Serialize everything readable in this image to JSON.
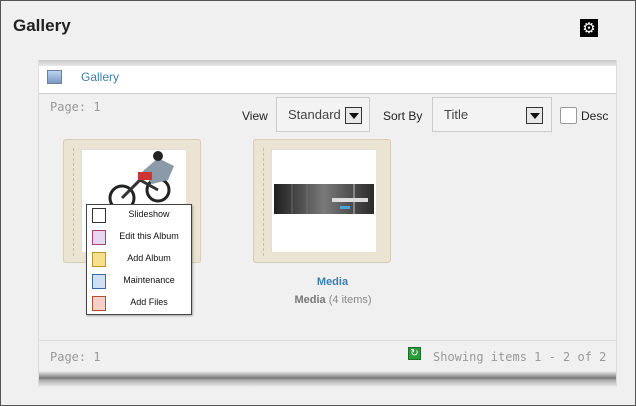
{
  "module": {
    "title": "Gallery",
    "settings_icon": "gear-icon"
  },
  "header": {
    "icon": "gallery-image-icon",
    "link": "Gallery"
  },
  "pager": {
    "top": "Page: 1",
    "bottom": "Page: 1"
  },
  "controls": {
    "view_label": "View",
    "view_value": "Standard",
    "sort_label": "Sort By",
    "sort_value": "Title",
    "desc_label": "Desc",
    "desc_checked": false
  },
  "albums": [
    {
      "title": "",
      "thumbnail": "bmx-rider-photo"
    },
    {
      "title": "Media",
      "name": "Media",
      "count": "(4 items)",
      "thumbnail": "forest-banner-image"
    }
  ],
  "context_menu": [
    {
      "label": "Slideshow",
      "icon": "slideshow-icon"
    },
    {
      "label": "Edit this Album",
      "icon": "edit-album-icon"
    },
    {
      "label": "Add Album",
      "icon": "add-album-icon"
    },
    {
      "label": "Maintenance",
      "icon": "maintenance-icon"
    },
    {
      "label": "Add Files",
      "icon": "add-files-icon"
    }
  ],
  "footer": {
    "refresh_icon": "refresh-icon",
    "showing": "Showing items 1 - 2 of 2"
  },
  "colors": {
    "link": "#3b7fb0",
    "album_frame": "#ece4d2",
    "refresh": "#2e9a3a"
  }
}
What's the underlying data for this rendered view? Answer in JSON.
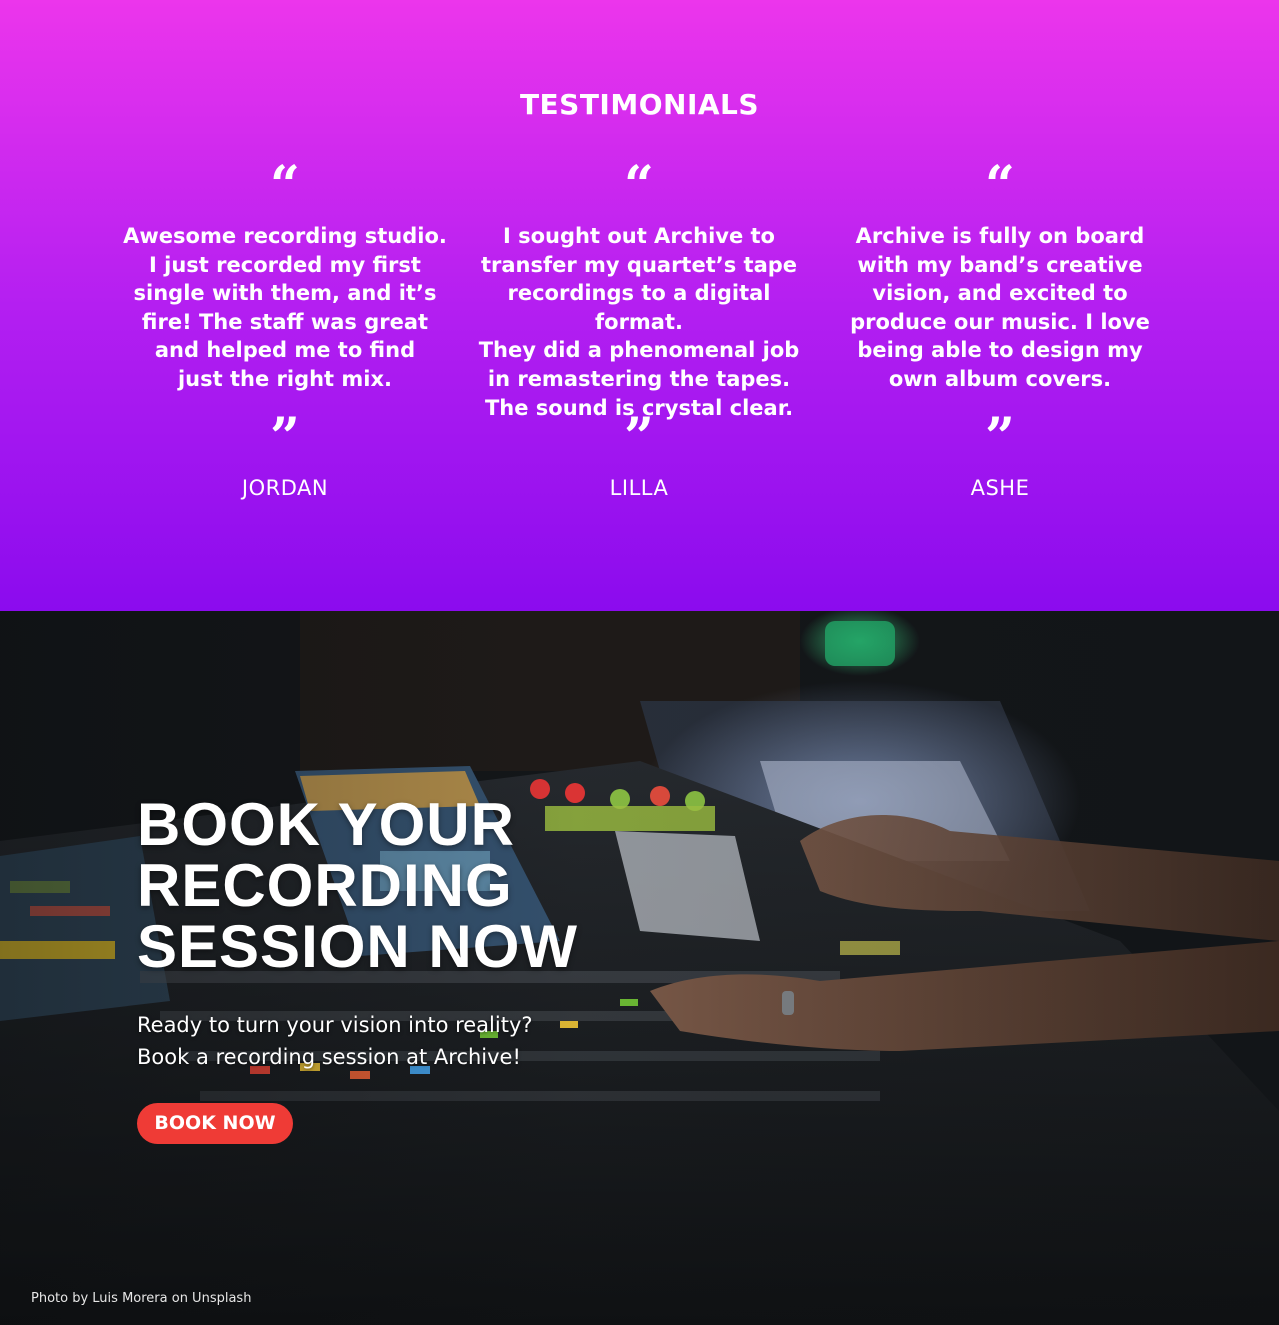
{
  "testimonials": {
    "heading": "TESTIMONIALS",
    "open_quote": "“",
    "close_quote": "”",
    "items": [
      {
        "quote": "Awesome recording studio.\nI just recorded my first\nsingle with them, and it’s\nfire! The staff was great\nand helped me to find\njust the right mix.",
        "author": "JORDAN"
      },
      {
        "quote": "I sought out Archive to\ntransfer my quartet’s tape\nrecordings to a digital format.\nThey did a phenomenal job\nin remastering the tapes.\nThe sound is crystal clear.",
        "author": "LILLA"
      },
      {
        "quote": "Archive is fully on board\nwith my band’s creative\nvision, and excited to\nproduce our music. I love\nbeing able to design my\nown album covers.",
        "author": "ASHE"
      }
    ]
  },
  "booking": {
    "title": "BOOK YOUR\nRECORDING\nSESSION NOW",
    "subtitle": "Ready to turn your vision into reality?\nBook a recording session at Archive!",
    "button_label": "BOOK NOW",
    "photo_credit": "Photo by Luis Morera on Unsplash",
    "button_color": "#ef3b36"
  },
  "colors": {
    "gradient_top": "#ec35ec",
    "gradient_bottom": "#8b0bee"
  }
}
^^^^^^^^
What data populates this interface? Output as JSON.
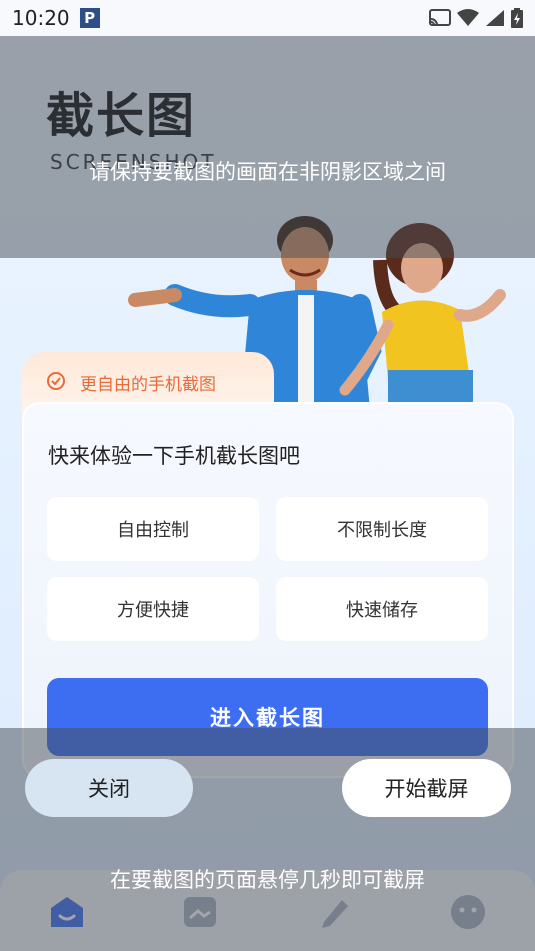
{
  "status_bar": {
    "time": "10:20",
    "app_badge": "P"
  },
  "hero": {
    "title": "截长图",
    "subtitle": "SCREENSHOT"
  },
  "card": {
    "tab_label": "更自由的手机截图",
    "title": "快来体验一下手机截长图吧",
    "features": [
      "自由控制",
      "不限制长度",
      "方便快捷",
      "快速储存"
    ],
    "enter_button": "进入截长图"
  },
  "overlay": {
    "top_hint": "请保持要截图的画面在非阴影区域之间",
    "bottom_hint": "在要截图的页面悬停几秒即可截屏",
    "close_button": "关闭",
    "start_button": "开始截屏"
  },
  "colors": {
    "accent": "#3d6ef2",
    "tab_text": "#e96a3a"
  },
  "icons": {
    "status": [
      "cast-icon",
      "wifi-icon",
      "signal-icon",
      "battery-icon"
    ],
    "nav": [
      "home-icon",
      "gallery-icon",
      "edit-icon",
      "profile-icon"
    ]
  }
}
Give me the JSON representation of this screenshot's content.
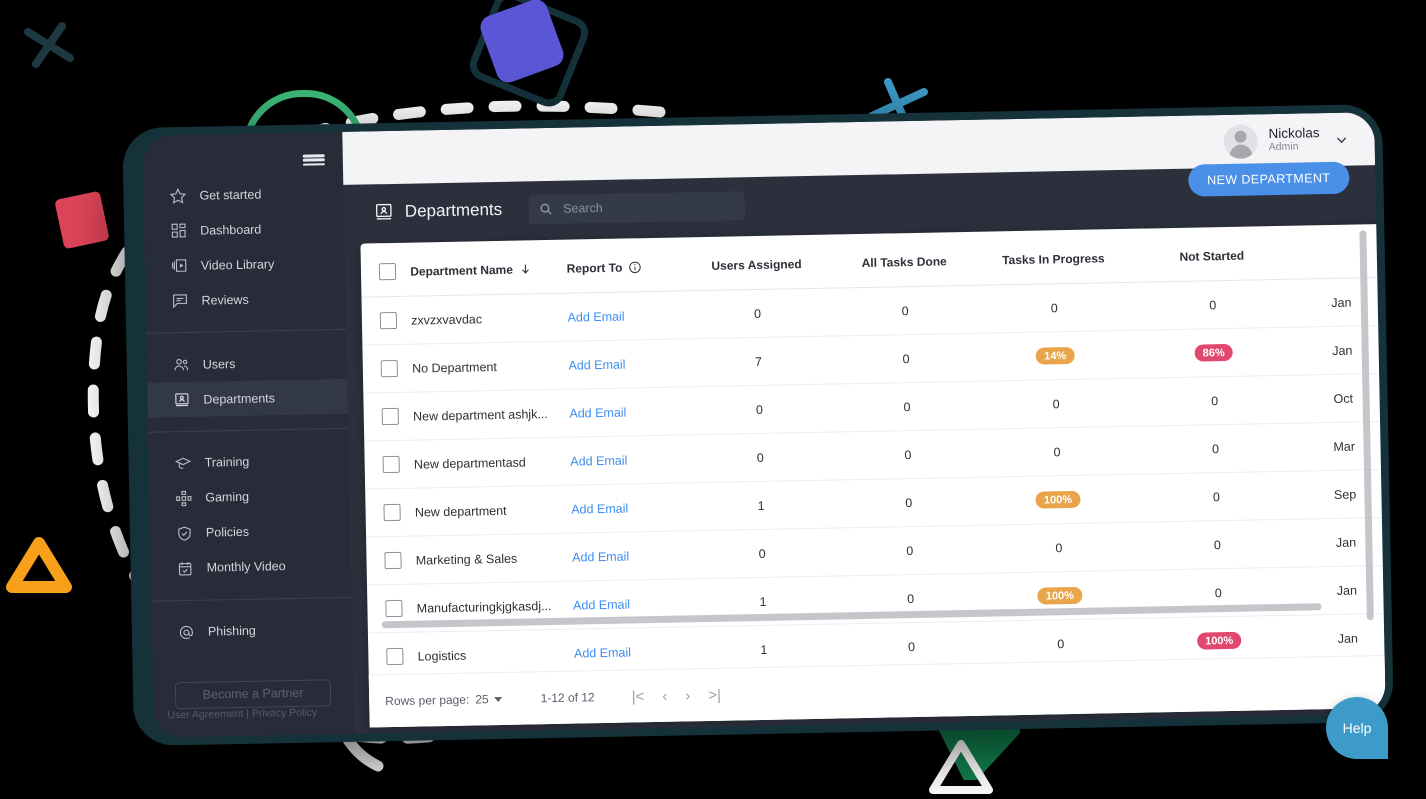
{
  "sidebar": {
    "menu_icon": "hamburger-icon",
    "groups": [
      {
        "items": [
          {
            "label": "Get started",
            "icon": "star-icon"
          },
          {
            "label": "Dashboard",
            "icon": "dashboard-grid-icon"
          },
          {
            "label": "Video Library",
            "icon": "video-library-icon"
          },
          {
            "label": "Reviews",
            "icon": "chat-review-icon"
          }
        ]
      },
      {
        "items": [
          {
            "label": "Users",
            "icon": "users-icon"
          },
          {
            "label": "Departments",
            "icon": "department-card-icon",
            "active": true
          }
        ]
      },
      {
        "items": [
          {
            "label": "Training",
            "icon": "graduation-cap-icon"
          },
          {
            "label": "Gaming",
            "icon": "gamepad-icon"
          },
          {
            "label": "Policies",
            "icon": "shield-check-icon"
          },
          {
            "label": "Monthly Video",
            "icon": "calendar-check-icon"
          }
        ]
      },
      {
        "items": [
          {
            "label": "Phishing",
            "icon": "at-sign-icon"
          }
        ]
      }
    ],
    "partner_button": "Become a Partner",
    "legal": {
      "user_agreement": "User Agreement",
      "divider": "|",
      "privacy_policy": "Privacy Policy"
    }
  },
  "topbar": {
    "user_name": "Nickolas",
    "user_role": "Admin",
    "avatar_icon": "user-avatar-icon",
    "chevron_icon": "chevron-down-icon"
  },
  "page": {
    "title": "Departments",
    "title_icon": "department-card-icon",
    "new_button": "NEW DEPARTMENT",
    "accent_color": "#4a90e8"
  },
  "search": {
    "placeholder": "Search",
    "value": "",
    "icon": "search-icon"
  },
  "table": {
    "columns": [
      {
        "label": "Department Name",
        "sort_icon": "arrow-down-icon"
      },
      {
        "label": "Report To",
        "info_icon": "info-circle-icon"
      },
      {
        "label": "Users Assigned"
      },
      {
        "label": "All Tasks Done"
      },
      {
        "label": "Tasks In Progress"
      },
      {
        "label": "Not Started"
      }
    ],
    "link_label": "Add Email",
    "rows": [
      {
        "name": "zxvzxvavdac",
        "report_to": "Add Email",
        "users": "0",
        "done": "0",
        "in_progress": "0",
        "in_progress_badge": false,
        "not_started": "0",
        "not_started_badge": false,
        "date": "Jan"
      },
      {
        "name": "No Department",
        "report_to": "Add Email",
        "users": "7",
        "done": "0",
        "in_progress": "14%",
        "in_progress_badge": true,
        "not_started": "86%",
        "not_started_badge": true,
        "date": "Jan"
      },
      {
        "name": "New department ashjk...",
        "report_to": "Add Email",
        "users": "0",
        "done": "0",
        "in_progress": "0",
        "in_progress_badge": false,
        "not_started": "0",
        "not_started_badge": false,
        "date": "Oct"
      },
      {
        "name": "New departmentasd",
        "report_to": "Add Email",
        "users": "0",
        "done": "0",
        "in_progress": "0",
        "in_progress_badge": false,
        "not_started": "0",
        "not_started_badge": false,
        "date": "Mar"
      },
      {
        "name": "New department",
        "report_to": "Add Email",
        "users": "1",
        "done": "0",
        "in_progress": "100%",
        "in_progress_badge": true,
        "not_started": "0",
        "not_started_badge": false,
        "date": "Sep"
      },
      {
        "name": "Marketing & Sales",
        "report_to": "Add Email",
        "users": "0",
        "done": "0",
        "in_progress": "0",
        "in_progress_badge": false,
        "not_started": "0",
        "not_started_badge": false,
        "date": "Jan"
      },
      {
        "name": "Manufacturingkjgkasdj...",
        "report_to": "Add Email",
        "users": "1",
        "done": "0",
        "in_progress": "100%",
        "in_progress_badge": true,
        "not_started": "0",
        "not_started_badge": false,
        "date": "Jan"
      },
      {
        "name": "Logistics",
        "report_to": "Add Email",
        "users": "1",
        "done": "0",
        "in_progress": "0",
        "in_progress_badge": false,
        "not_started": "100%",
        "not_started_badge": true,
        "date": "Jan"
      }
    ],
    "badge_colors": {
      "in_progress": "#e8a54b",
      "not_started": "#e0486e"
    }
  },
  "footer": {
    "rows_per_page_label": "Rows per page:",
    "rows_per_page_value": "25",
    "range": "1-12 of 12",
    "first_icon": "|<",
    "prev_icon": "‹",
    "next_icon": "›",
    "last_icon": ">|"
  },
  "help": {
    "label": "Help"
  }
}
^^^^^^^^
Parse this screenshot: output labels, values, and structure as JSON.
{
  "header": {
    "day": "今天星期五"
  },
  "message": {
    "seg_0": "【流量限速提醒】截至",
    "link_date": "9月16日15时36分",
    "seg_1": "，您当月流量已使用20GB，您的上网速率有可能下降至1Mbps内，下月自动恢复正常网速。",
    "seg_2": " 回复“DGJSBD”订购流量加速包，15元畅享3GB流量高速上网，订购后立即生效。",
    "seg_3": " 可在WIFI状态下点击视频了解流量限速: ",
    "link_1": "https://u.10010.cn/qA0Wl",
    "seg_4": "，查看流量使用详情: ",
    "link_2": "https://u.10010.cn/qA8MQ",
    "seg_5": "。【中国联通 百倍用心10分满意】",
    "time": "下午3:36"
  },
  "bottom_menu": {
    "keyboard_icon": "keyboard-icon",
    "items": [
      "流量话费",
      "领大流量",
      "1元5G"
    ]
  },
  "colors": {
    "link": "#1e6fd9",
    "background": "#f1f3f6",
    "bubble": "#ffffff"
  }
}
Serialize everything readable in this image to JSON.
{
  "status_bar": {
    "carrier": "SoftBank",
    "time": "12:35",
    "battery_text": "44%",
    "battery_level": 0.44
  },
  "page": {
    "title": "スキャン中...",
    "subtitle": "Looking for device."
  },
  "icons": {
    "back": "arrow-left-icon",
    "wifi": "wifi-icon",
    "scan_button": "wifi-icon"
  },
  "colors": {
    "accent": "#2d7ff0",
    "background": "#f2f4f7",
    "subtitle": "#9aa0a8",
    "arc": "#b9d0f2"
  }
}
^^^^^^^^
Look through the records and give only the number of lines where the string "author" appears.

■ REPLY
3